The permeability of the ferrite bead increases the inductance of the wire going through it. This increased inductance increases the impedance of the wire at higher frequencies.
The increased impedance reduces the amount of RF common mode power that can flow in either direction:
reducing harmonics from a power supply's DC-DC converter switching frequency from entering the device as RF noise,
and reducing any digital RF noise created by the device from using the power supply cord (and building's AC wiring) as an antenna that can radiate EMI into the environment (potentially exceeding EMC regulations, such as CFR 47 Part 15 in the U.S.)
Both of the above are especially important with any radio equipment in the room, where one want to reduce the RF noise from interfering with signals of interest. (radiated and conducted EMI, etc.)
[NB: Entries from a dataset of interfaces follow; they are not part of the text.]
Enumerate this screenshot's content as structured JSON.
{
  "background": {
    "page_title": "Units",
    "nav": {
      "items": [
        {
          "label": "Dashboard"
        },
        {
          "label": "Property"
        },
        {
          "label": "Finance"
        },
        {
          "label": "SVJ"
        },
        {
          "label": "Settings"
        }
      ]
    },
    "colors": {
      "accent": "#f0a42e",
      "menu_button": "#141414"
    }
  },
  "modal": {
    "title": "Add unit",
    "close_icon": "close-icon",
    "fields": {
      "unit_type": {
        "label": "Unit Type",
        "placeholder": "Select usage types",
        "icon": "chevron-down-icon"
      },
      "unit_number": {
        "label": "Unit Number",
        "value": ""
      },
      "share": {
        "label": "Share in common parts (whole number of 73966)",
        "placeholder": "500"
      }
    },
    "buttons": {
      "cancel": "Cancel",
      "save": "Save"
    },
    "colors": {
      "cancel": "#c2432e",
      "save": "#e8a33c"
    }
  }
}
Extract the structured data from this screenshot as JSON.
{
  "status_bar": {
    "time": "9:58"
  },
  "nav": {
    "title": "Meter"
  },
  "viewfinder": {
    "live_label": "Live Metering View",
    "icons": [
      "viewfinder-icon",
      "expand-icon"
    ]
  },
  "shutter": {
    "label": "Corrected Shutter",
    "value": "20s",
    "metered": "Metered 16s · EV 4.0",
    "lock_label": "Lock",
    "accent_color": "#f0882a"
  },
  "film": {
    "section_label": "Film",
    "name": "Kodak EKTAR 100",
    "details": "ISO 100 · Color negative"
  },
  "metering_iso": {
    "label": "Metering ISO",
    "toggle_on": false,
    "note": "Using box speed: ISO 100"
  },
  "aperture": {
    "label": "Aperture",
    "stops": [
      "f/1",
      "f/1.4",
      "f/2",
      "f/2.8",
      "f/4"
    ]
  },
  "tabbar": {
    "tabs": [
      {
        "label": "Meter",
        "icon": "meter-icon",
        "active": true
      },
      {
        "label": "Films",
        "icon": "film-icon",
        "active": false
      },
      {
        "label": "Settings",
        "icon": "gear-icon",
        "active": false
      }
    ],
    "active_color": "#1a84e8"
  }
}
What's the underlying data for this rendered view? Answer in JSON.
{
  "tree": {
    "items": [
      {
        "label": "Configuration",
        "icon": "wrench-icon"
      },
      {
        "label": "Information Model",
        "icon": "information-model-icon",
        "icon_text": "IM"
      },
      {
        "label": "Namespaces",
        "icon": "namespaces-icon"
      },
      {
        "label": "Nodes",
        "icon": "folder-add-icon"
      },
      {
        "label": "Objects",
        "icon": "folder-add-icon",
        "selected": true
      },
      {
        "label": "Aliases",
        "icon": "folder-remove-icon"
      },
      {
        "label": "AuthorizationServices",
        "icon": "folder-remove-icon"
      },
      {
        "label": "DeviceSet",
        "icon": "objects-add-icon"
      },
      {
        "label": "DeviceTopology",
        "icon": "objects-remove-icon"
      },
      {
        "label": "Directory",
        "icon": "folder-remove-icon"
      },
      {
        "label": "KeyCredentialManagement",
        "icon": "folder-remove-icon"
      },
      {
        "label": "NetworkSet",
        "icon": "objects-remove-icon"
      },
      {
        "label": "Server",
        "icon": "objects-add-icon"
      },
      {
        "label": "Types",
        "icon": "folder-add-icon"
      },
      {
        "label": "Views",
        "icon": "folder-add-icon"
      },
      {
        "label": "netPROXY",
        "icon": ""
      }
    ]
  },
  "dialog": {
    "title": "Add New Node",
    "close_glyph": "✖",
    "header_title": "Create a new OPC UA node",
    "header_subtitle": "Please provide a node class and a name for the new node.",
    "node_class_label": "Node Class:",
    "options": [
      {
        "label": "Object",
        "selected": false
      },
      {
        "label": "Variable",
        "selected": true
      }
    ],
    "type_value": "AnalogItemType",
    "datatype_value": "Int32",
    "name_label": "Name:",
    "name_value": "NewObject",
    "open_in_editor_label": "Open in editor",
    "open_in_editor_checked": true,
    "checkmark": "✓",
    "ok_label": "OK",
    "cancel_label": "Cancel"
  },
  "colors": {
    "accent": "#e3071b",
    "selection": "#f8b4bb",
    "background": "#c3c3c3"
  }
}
To hear this RF noise, take an old analog AM radio, tune it between stations, and hold it next a cheap LED light or USB power supply. You often will hear a very nasty buzzing. You might want to reduce the amount of this power supply noise that gets conducted into a radio receiver or other circuits or equipment that might be sensitive to RF noise.
A poorly filtered power supply can increase a radio's RF noise floor and completely obliterate amateur radio weak DX signals. Often a single ferrite bead is not enough, so one might add multiple clamp-on ferrite beads to the cord(s), or wind multiple turns of the cord(s) through a ferrite toroid of a proper mix to increase the impedance at an RF frequency range of interest. Amateur radio operators are known to do this, not only for power supply cords, but for every network, USB, and video cable in the room.